Even with a lot of time on one’s hands – and recently we all have more of it than we thought possible – it’s not easy to find interesting shows or movies on the various streaming services: partly because the so-called algorithms that should learn from the users’ choices are far from perfect, and partly because the blurbs for any given offering are rarely worded in an appealing way. For these reasons I might have missed this show, based on a series of graphic novels created by Gabriel Rodriguez and Joe Hill, if not for the mention of a fellow blogger (thanks Lashaan!!), which prompted me to learn more and to take a look at this intriguing and entertaining series.
In short, after the murder of Rendell Locke his widow Nina and their three children – Tyler, Kinsey and Bode – move back to Rendell’s old hometown of Matheson and relocate in the family home, an old mansion called Keyhouse. If younger Bode is entranced by the big house and the possibility to explore it, the teenaged Tyler and Kinsey are far less sanguine about being uprooted from everything familiar: on top of the trauma for their father’s death they are starting over in a new school and have to deal with the dynamics of a small town and the gossipy hints of a past involving Rendell and his friends – events that no one seems inclined to openly talk about. Still, these problems go on the back burner once Bode starts finding some strangely-shaped keys all over the house, keys that exhibit weird properties and set in motion unsettling and even scary events that will require all of their wits to be handled.
Where at first this show looked like your classic teen drama, something that almost drove me to stop watching there and then, it soon became clear that there was much more to it and that’s when I became invested in the story and was able to sit down and enjoy the ride. The first element that drew my attention was the house itself and I have to compliment the show’s creators for bestowing on the Keyhouse set a fascinating blend of haunted house and treasure trove and giving it its own personality, almost turning it into a character. I was fascinated by the mystery of the appearing keys that seemed to become visible only when it was the time to manifest themselves and I was strongly reminded of those online “hidden object” games where you have to find a certain number of items, some of them plainly visible while others are disguised in the background and require a sort of… viewing gymnastics to be found.
The keys that the Locke siblings find are hidden in a similar way, and they reveal themselves slowly, masked by other items of furniture or decoration, which gives the story its game-like quality, where each new level brings the players closer to the goal. These keys also offer the first elements of dread in the story, because where some of them are used in the conventional way, others are inserted in the body of the person wielding them, and if there is no evidence of pain in such act, it does nonetheless elicit a shiver of apprehension in the watchers: you don’t need blood and gore to experience body horror, after all… Visuals – eerie, disturbing and sometimes downright ghastly visuals – are one of the best elements of this series, establishing its overall tone that goes from the purely magical to the dreamlike, and to the totally chilling as well.

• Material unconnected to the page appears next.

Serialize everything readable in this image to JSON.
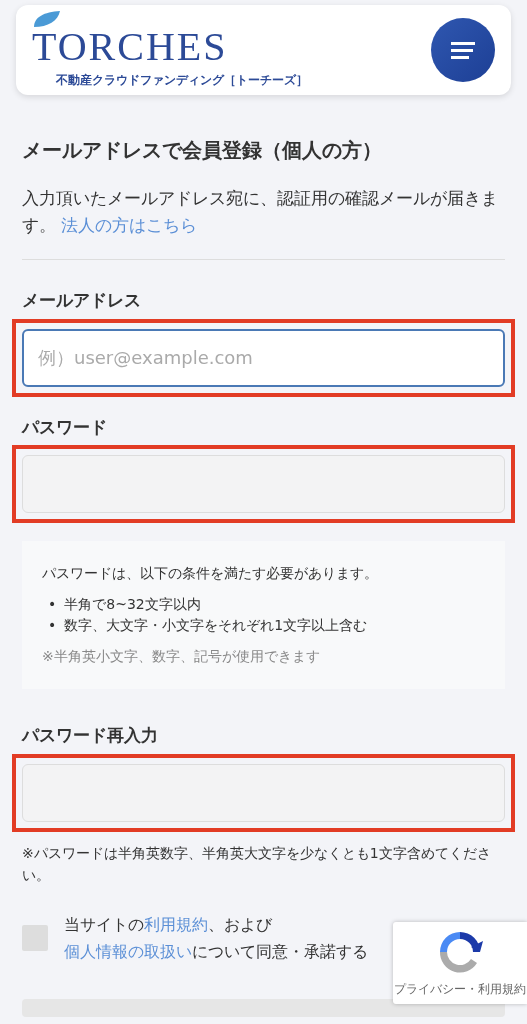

The characters form an interesting mix, starting from the two older kids, Tyler and Kelsey, who have to deal with many difficult emotions on top of the natural transition toward adulthood: they are often at odds with each other but at the same time it’s easy to see the bonds of love and care underlying the surface animosity; I like the way they have to be more adult and responsible than their age warrants because their mother seems absent at times (and along the way we see the reason why), and they feel the need to protect her from further worries. Nina is indeed a character that annoyed me at times: if I could sympathize with her pain for the tragic loss of her husband, I could not condone her obliviousness to what was going on literally under her nose, or the fact that she often left her children to fend for themselves while she was out searching for clues on her late husbands’ past. Bode is portrayed as a smart child, and I liked the mix of innocence and wisdom he projects, but at times he’s too… perfect, for want of a better word – not “childlike” enough, and that seems contrived rather than natural, but I want to reserve my judgement for now. And then there is Dodge, the supernatural villain of the story, trying with every means to gather all the keys in the house for some as-yet-unrevealed purpose: the actress portraying her possesses a great interpretative range and moves from friendly to deadly with terrifying speed, while appearing to have the time of her life as she’s doing it.
The story alternates between the present and the flashbacks to the past, slowly uncovering the events that changed the life of Rendell Locke – and ultimately must have driven him to leave his home – and that brought on his early demise: in the end I thought I saw some sort of parallel between what happened to him and his circle of friends and what the three siblings, and their newfound friends, are facing in the present, which lays the foundations for what will probably be the continuation of the story. Still, the mystery and the uncanny situations that involve the Locke family, while important, don’t overshadow the themes of coming-of-age and dealing with loss that are at the roots of the story, together with the strengthening under pressure of the family bonds that acts as its core subject.
This first season of Locke & Key might not be perfect, but it’s an intriguing beginning which will surely drive me to see how the story progresses in the next seasons.